Some of the leaked personal client information from South Korea’s major credit card firms, possibly amounting millions of cases, appears to have been transferred to personal data dealers, sources said Friday, contradicting assurances by regulators that the leak had been contained.
The largest-ever data theft came to light in January when an employee from a personal credit ratings agency, the Korea Credit Bureau, was found to have stolen the sensitive personal information, including resident registration numbers, bank account numbers and credit ratings, of millions of customers of KB Kookmin Card Co., NH Nonghyup Card Co. and Lotte Card Co.
The theft raised concerns of abuse by financial scammers.
While probing the case, financial authorities discovered that the data had come into the possession of dealers of such information and was continuing to be circulated, according to the sources.
The authorities had told the public not to panic, claiming the information had not been sold or transferred to third parties.
The Financial Supervisory Service, a financial watchdog, has reopened its probe into the case upon the request of the card firms, the sources said.
“The KCB employee had insisted that there was no secondary data leak, but we have found some such cases,” said an official from the FSS. “Still, we haven’t secured any evidence that the leaked data was used by financial scammers.”
The prosecution will also overturn its January announcement that there was no third-party leak when it announces its investigation results, expected soon, officials said.
The massive data leak has been a huge blow to the country’s financial industry, sparking outrage over firms’ negligence in data protection and lax security. The card firms were suspended for three months as punishment for the data breach, and their chiefs resigned to take responsibility.

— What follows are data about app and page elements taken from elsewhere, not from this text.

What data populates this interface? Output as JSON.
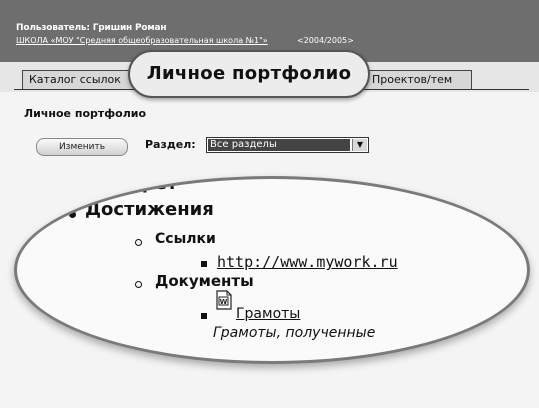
{
  "header": {
    "user_line": "Пользователь: Гришин Роман",
    "school_line": "ШКОЛА «МОУ \"Средняя общеобразовательная школа №1\"»",
    "school_year": "<2004/2005>"
  },
  "tabs": {
    "catalog": "Каталог ссылок",
    "portfolio": "Личное портфолио",
    "projects": "Проектов/тем"
  },
  "page_title": "Личное портфолио",
  "controls": {
    "edit_button": "Изменить",
    "section_label": "Раздел:",
    "section_value": "Все разделы"
  },
  "tree": {
    "portrait": "Портрет",
    "achievements": "Достижения",
    "links_header": "Ссылки",
    "link_url": "http://www.mywork.ru",
    "documents_header": "Документы",
    "doc_title": "Грамоты",
    "doc_desc": "Грамоты, полученные",
    "doc_icon": "word-document-icon"
  },
  "colors": {
    "header_bg": "#6e6e6e",
    "select_highlight": "#444444"
  }
}
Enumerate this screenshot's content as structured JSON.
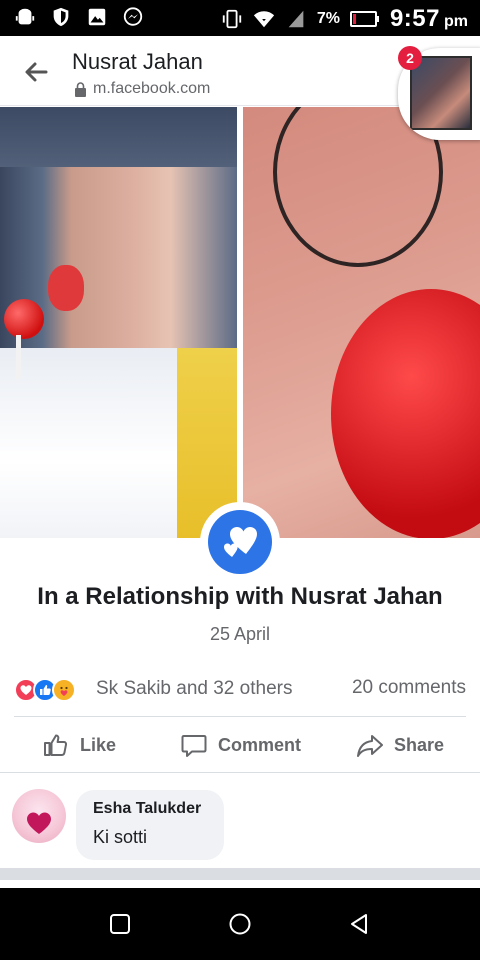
{
  "status_bar": {
    "battery_percent": "7%",
    "time": "9:57",
    "time_suffix": "pm",
    "icons": [
      "android-debug-icon",
      "shield-icon",
      "gallery-icon",
      "messenger-icon",
      "vibrate-icon",
      "wifi-icon",
      "signal-icon",
      "battery-icon"
    ]
  },
  "header": {
    "title": "Nusrat Jahan",
    "url": "m.facebook.com",
    "chat_head_badge": "2"
  },
  "post": {
    "relationship_text": "In a Relationship with Nusrat Jahan",
    "date": "25 April",
    "reactions": [
      "love",
      "like",
      "care"
    ],
    "reaction_names": "Sk Sakib and 32 others",
    "comment_count": "20 comments"
  },
  "actions": {
    "like_label": "Like",
    "comment_label": "Comment",
    "share_label": "Share"
  },
  "comments": [
    {
      "author": "Esha Talukder",
      "text": "Ki sotti"
    }
  ],
  "nav": {
    "buttons": [
      "recent-apps",
      "home",
      "back"
    ]
  },
  "colors": {
    "facebook_blue": "#2d74e7",
    "love_red": "#f33e58",
    "like_blue": "#1877f2",
    "care_yellow": "#f7b125",
    "badge_red": "#e41e3f"
  }
}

Earlier this week, the government announced inter-ministry measures to prevent data leaks and enhance information security of banks and other financial institutions. Under the new regulations, financial firms will be slapped with fines amounting to 3 percent of their annual sales if found responsible for private information leaks. (Yonhap)